### PROBLEM REQUIREMENTS
The lines you return should be those containing the string "JSON", taken from the data below.

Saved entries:

'''

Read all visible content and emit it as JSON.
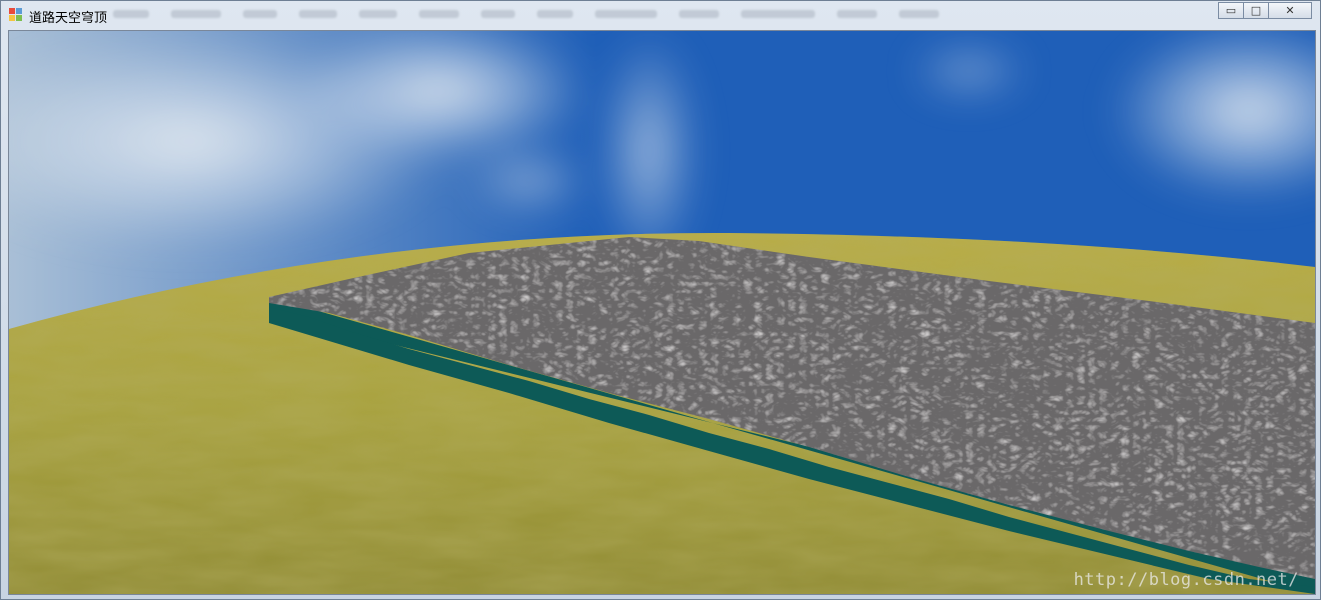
{
  "window": {
    "title": "道路天空穹顶",
    "controls": {
      "minimize": "▭",
      "maximize": "□",
      "close": "✕"
    }
  },
  "viewport": {
    "watermark": "http://blog.csdn.net/"
  },
  "colors": {
    "sky_top": "#1f5fb8",
    "sky_light": "#a9bfd6",
    "grass": "#a7a13d",
    "gravel": "#6a6869",
    "slab_edge": "#0d5a57"
  }
}
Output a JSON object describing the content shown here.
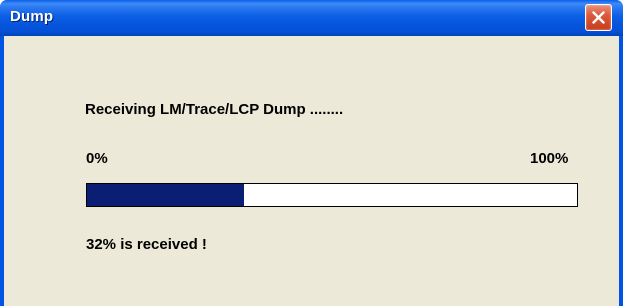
{
  "window": {
    "title": "Dump",
    "close_icon": "close-icon"
  },
  "dialog": {
    "message": "Receiving LM/Trace/LCP Dump ........",
    "min_label": "0%",
    "max_label": "100%",
    "progress_fraction": 0.32,
    "status_text": "32% is received !"
  },
  "colors": {
    "title_bar": "#0054e3",
    "client_background": "#ece9d8",
    "progress_fill": "#0a1e73",
    "close_button": "#db5a3a"
  }
}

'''

### OUTPUT FOR THIS EXERCISE
Read all visible content and emit it as JSON.
Output a JSON object describing the content shown here.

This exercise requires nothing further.